## Records
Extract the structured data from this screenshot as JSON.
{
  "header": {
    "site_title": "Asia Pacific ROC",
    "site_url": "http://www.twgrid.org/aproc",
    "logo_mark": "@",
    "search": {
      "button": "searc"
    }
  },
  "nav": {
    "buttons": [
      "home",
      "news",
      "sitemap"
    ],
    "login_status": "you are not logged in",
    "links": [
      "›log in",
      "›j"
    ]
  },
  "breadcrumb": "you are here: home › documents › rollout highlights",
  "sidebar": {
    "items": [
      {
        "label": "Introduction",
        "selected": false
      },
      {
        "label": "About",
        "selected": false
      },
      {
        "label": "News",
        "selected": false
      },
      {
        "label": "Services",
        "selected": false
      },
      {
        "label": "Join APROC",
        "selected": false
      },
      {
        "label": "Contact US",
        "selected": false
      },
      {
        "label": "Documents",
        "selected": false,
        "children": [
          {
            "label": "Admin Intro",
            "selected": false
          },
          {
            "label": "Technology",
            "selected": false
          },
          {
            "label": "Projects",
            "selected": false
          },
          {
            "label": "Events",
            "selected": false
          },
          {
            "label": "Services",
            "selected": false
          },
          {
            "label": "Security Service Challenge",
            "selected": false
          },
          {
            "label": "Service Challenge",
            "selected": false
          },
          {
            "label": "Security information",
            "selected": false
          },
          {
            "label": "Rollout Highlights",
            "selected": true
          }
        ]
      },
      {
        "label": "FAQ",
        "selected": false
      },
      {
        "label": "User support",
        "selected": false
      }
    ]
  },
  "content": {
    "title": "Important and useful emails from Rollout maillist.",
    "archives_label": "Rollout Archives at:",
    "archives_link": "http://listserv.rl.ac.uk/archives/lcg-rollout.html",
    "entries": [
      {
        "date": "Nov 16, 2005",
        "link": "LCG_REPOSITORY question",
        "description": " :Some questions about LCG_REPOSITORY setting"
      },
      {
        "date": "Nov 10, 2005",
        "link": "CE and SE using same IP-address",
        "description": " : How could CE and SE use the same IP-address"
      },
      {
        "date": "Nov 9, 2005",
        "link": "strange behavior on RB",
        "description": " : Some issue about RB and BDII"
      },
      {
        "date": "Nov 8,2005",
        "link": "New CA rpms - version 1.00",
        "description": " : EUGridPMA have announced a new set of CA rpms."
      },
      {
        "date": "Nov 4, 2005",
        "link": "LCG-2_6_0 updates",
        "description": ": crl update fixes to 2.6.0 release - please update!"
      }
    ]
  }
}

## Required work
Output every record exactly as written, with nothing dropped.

## Answer space
Extract the structured data from this screenshot as JSON.
{
  "header": {
    "site_title": "Asia Pacific ROC",
    "site_url": "http://www.twgrid.org/aproc",
    "logo_mark": "@",
    "search": {
      "button": "searc"
    }
  },
  "nav": {
    "buttons": [
      "home",
      "news",
      "sitemap"
    ],
    "login_status": "you are not logged in",
    "links": [
      "›log in",
      "›j"
    ]
  },
  "breadcrumb": "you are here: home › documents › rollout highlights",
  "sidebar": {
    "items": [
      {
        "label": "Introduction",
        "selected": false
      },
      {
        "label": "About",
        "selected": false
      },
      {
        "label": "News",
        "selected": false
      },
      {
        "label": "Services",
        "selected": false
      },
      {
        "label": "Join APROC",
        "selected": false
      },
      {
        "label": "Contact US",
        "selected": false
      },
      {
        "label": "Documents",
        "selected": false,
        "children": [
          {
            "label": "Admin Intro",
            "selected": false
          },
          {
            "label": "Technology",
            "selected": false
          },
          {
            "label": "Projects",
            "selected": false
          },
          {
            "label": "Events",
            "selected": false
          },
          {
            "label": "Services",
            "selected": false
          },
          {
            "label": "Security Service Challenge",
            "selected": false
          },
          {
            "label": "Service Challenge",
            "selected": false
          },
          {
            "label": "Security information",
            "selected": false
          },
          {
            "label": "Rollout Highlights",
            "selected": true
          }
        ]
      },
      {
        "label": "FAQ",
        "selected": false
      },
      {
        "label": "User support",
        "selected": false
      }
    ]
  },
  "content": {
    "title": "Important and useful emails from Rollout maillist.",
    "archives_label": "Rollout Archives at:",
    "archives_link": "http://listserv.rl.ac.uk/archives/lcg-rollout.html",
    "entries": [
      {
        "date": "Nov 16, 2005",
        "link": "LCG_REPOSITORY question",
        "description": " :Some questions about LCG_REPOSITORY setting"
      },
      {
        "date": "Nov 10, 2005",
        "link": "CE and SE using same IP-address",
        "description": " : How could CE and SE use the same IP-address"
      },
      {
        "date": "Nov 9, 2005",
        "link": "strange behavior on RB",
        "description": " : Some issue about RB and BDII"
      },
      {
        "date": "Nov 8,2005",
        "link": "New CA rpms - version 1.00",
        "description": " : EUGridPMA have announced a new set of CA rpms."
      },
      {
        "date": "Nov 4, 2005",
        "link": "LCG-2_6_0 updates",
        "description": ": crl update fixes to 2.6.0 release - please update!"
      }
    ]
  }
}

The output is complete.